Task details -
Tell me, please, how many lines in the records below include the word "name". Give no more than the number.

------

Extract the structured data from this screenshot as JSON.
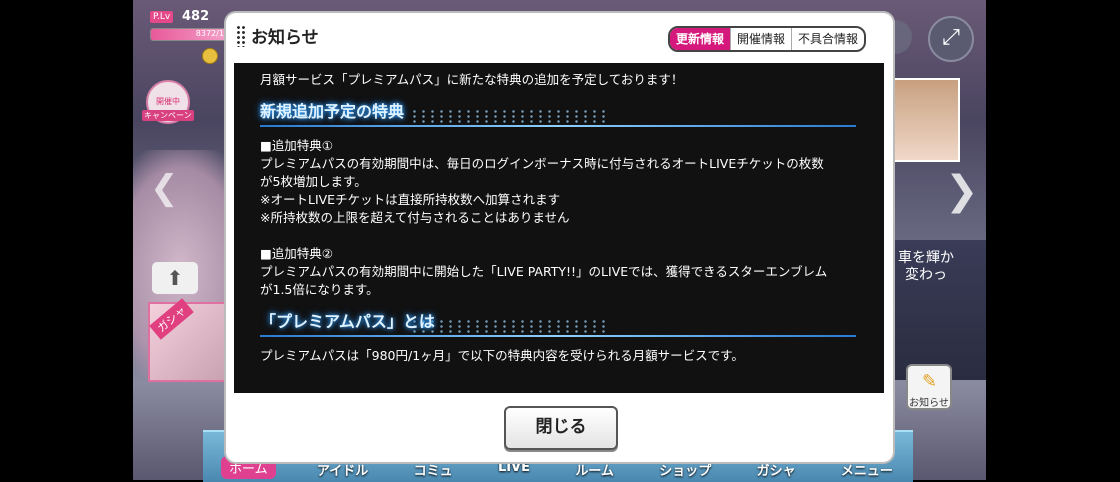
{
  "hud": {
    "plv_label": "P.Lv",
    "plv_value": "482",
    "exp_text": "8372/18",
    "exp_progress": 0.95,
    "campaign_label": "開催中",
    "campaign_sub": "キャンペーン"
  },
  "side": {
    "gacha_label": "ガシャ",
    "right_text": "車を輝か 変わっ",
    "notice_label": "お知らせ"
  },
  "nav": {
    "items": [
      "ホーム",
      "アイドル",
      "コミュ",
      "LIVE",
      "ルーム",
      "ショップ",
      "ガシャ",
      "メニュー"
    ]
  },
  "modal": {
    "title": "お知らせ",
    "tabs": [
      {
        "label": "更新情報",
        "active": true
      },
      {
        "label": "開催情報",
        "active": false
      },
      {
        "label": "不具合情報",
        "active": false
      }
    ],
    "intro": "月額サービス「プレミアムパス」に新たな特典の追加を予定しております！",
    "section1_title": "新規追加予定の特典",
    "bonus1_head": "■追加特典①",
    "bonus1_line1": "プレミアムパスの有効期間中は、毎日のログインボーナス時に付与されるオートLIVEチケットの枚数",
    "bonus1_line2": "が5枚増加します。",
    "bonus1_note1": "※オートLIVEチケットは直接所持枚数へ加算されます",
    "bonus1_note2": "※所持枚数の上限を超えて付与されることはありません",
    "bonus2_head": "■追加特典②",
    "bonus2_line1": "プレミアムパスの有効期間中に開始した「LIVE PARTY!!」のLIVEでは、獲得できるスターエンブレム",
    "bonus2_line2": "が1.5倍になります。",
    "section2_title": "「プレミアムパス」とは",
    "desc_line1": "プレミアムパスは「980円/1ヶ月」で以下の特典内容を受けられる月額サービスです。",
    "close_label": "閉じる"
  }
}
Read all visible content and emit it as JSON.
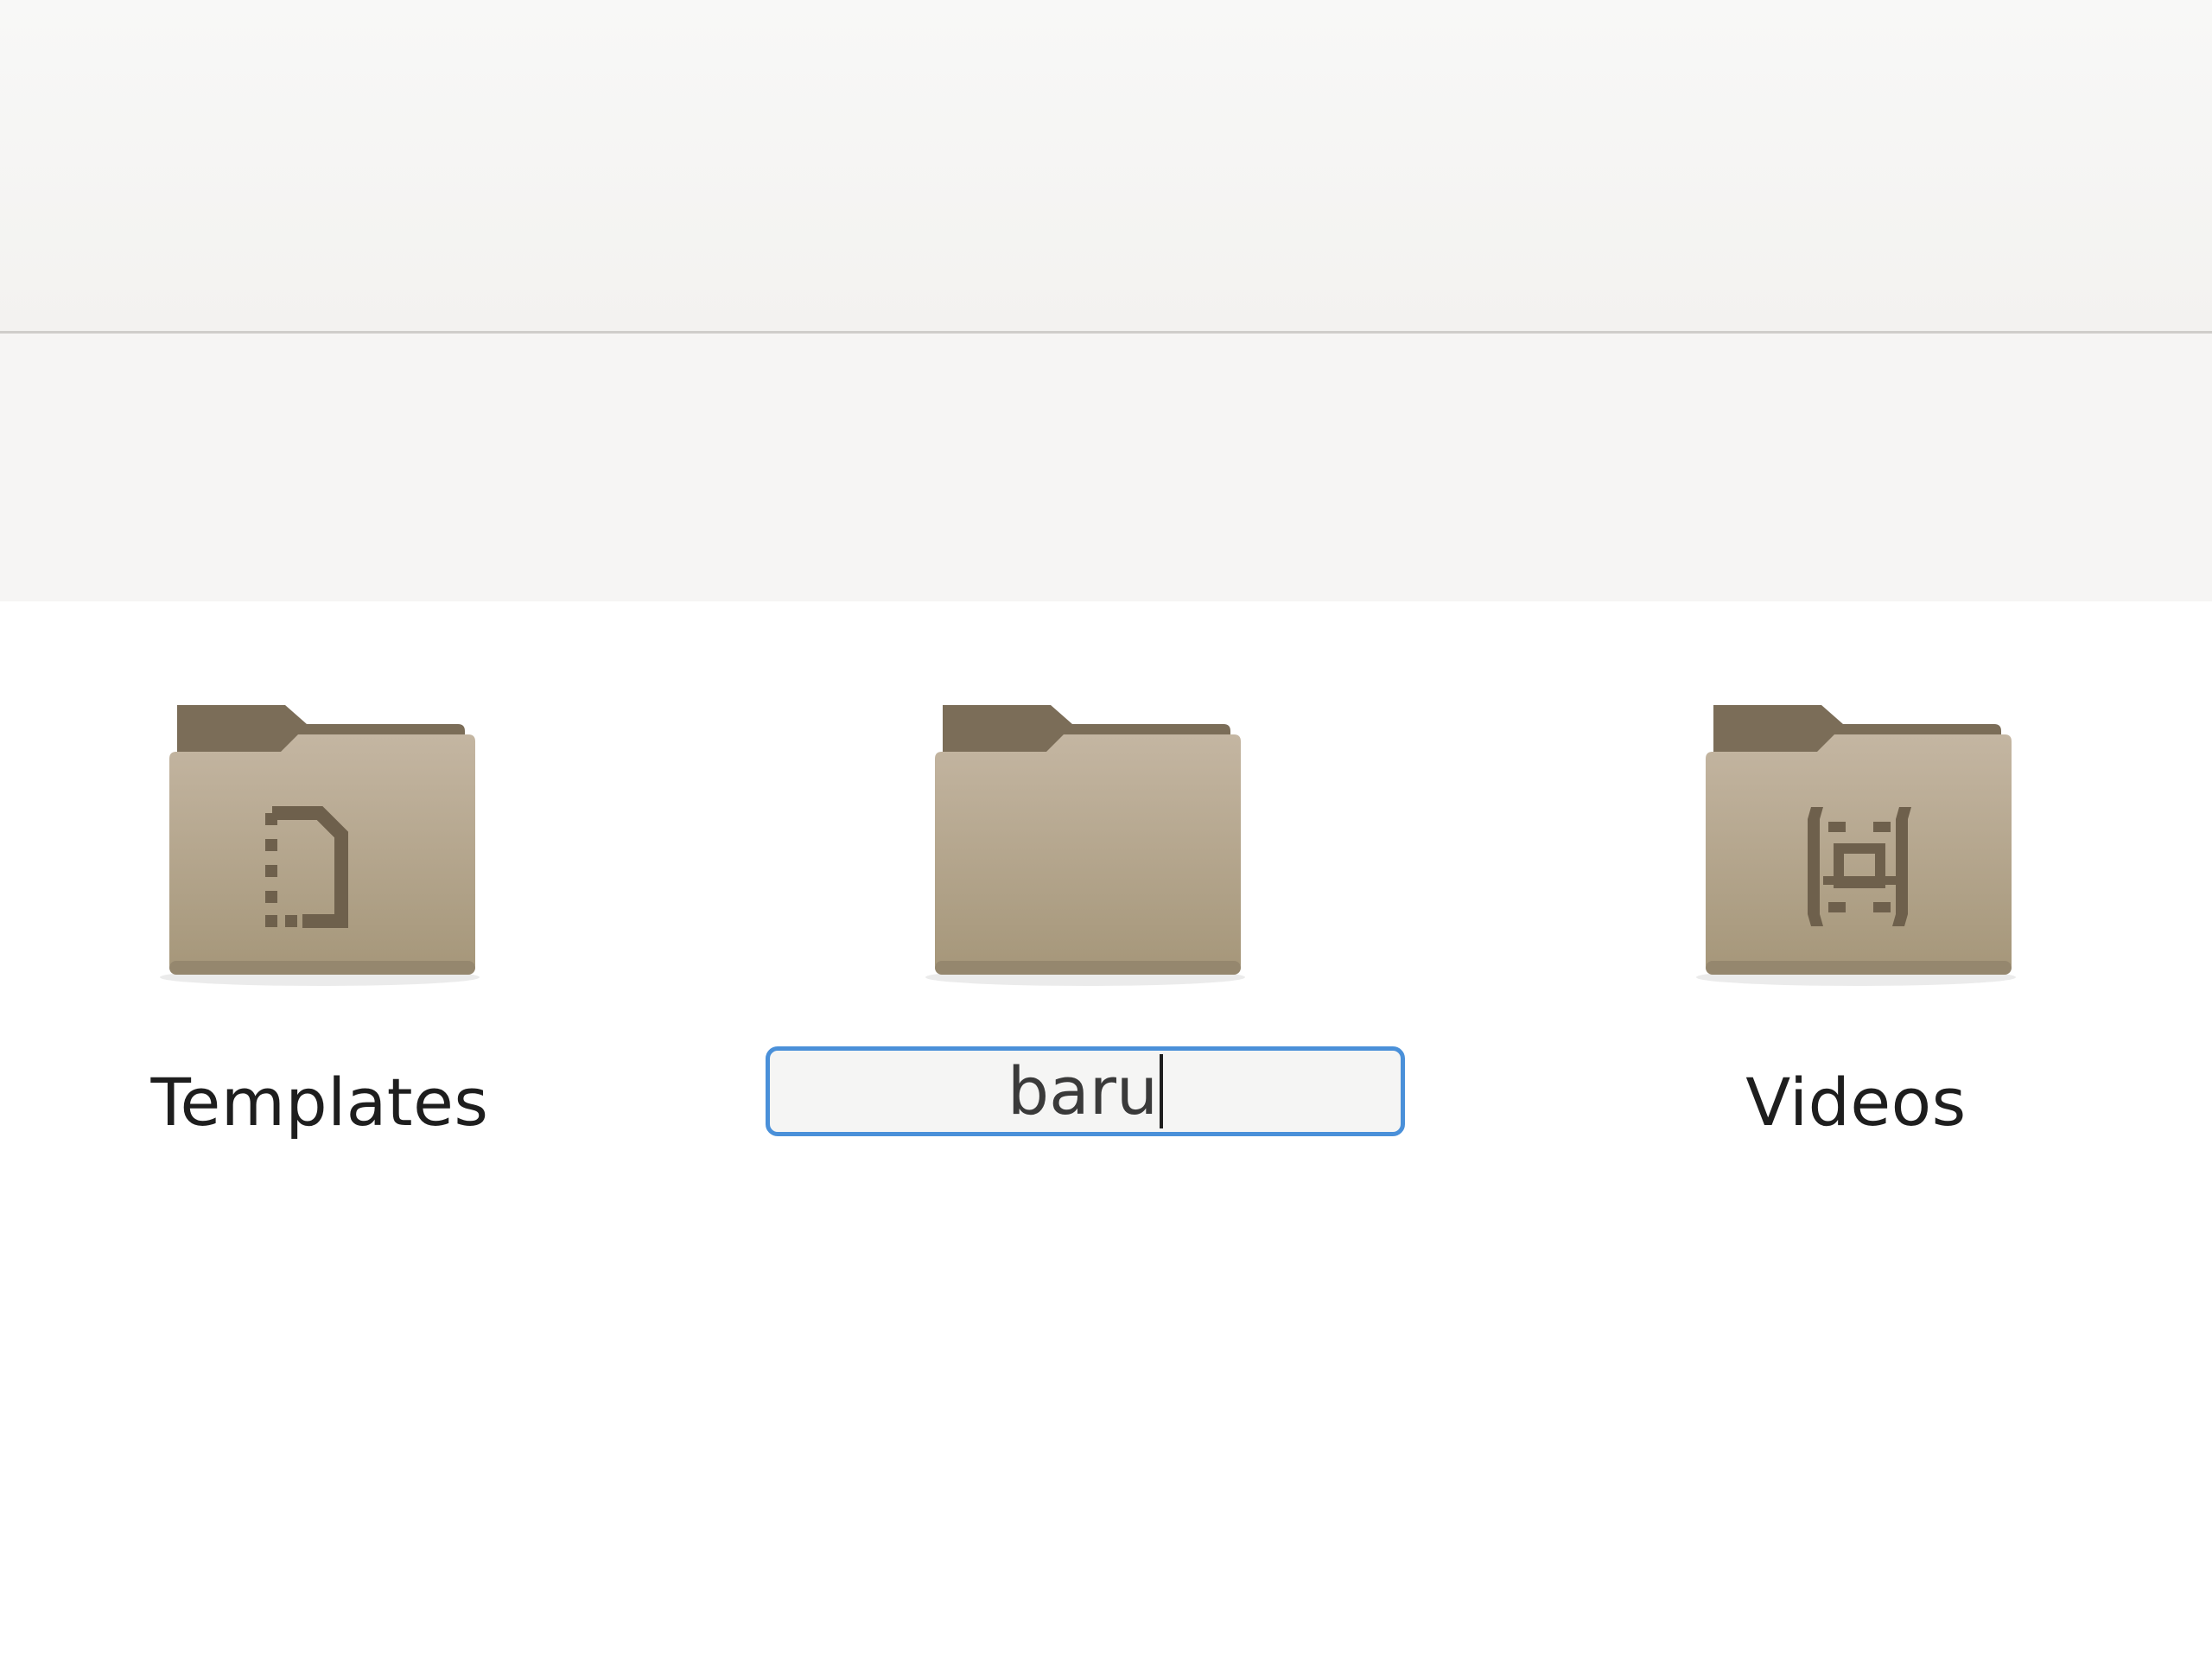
{
  "files": {
    "items": [
      {
        "name": "Templates",
        "icon": "templates-folder-icon"
      },
      {
        "name": "baru",
        "icon": "folder-icon",
        "renaming": true
      },
      {
        "name": "Videos",
        "icon": "videos-folder-icon"
      }
    ]
  },
  "colors": {
    "folder_back": "#7e705c",
    "folder_front_top": "#c2b4a0",
    "folder_front_bottom": "#a8997f",
    "folder_emblem": "#6e604c",
    "focus_border": "#4a90d9"
  }
}
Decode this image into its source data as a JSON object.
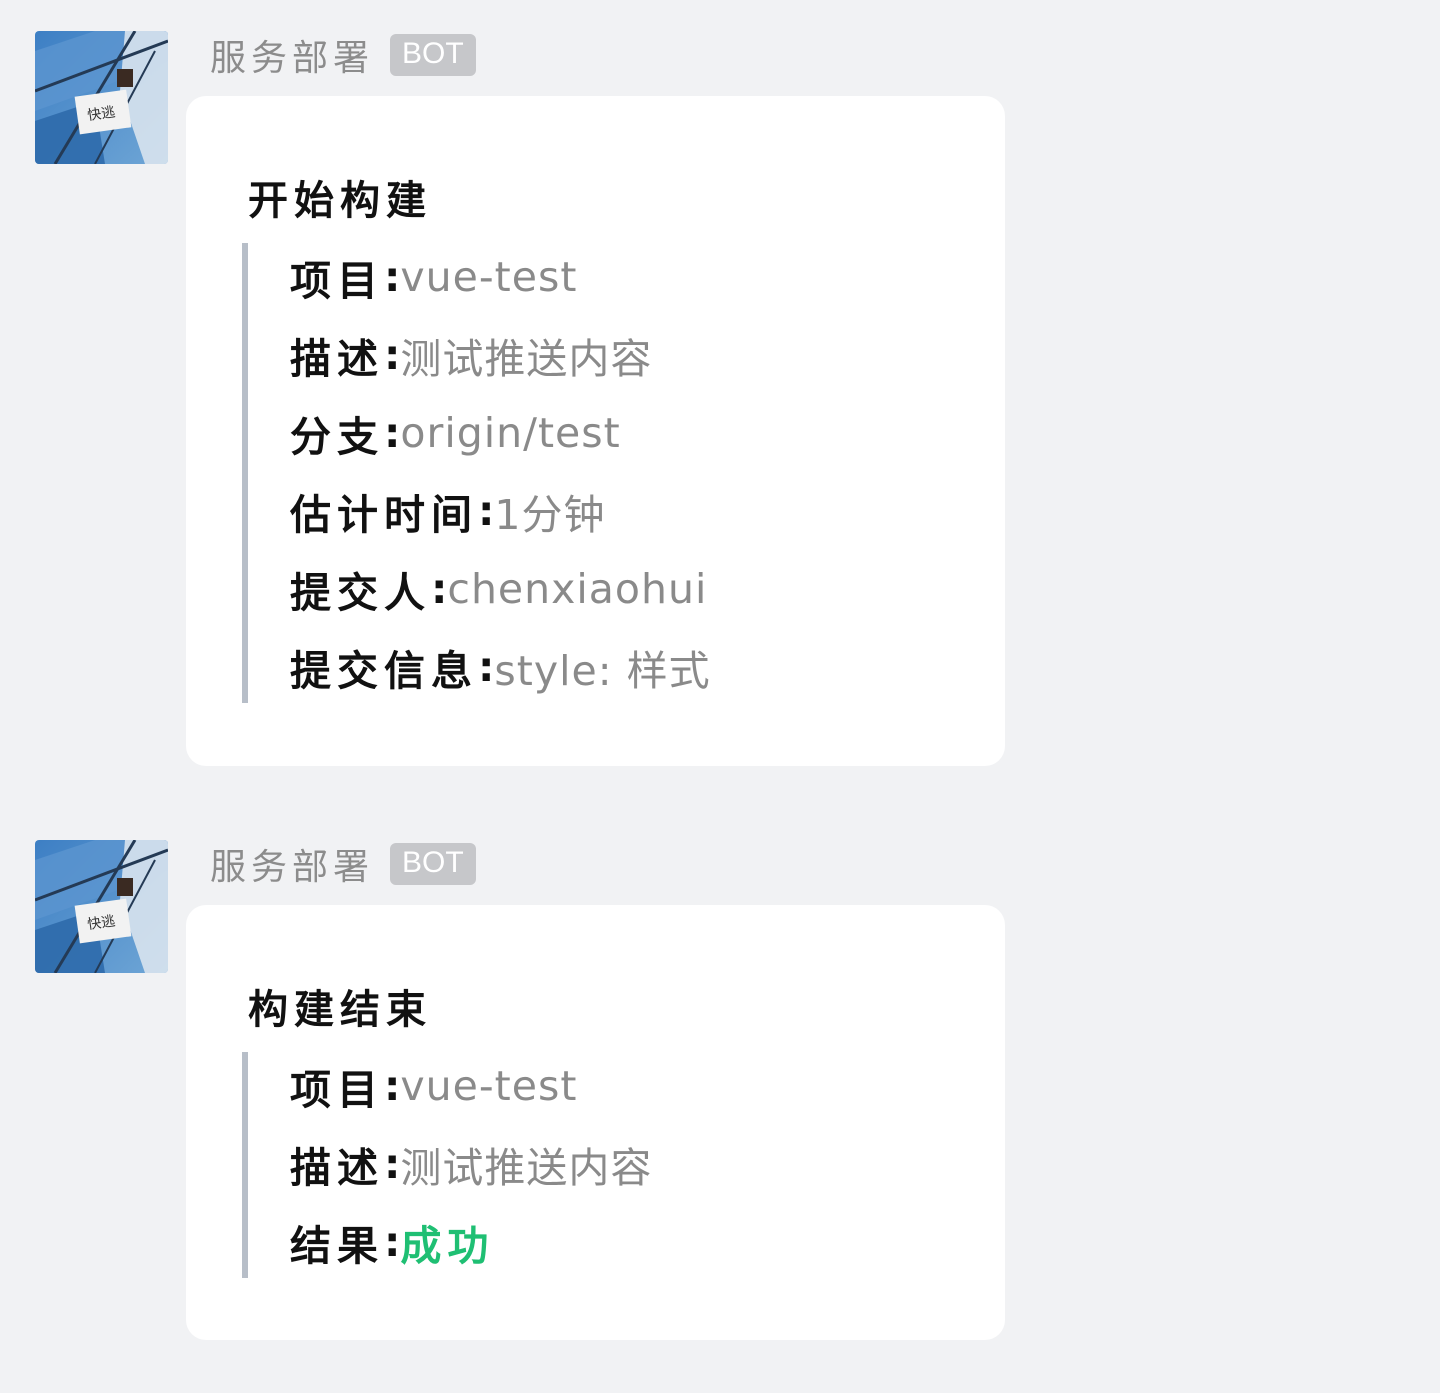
{
  "messages": [
    {
      "sender": "服务部署",
      "badge": "BOT",
      "avatar": "avatar-photo",
      "title": "开始构建",
      "fields": [
        {
          "label": "项目",
          "sep": ":",
          "value": "vue-test"
        },
        {
          "label": "描述",
          "sep": ":",
          "value": "测试推送内容"
        },
        {
          "label": "分支",
          "sep": ":",
          "value": "origin/test"
        },
        {
          "label": "估计时间",
          "sep": ":",
          "value": "1分钟"
        },
        {
          "label": "提交人",
          "sep": ":",
          "value": "chenxiaohui"
        },
        {
          "label": "提交信息",
          "sep": ":",
          "value": "style: 样式"
        }
      ]
    },
    {
      "sender": "服务部署",
      "badge": "BOT",
      "avatar": "avatar-photo",
      "title": "构建结束",
      "fields": [
        {
          "label": "项目",
          "sep": ":",
          "value": "vue-test"
        },
        {
          "label": "描述",
          "sep": ":",
          "value": "测试推送内容"
        },
        {
          "label": "结果",
          "sep": ":",
          "value": "成功",
          "status": "success"
        }
      ]
    }
  ],
  "colors": {
    "page_background": "#f1f2f4",
    "card_background": "#ffffff",
    "muted_text": "#8a8a8a",
    "quote_bar": "#b7bec8",
    "badge_background": "#c6c7ca",
    "success": "#1fbf73"
  }
}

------

Answer box -
3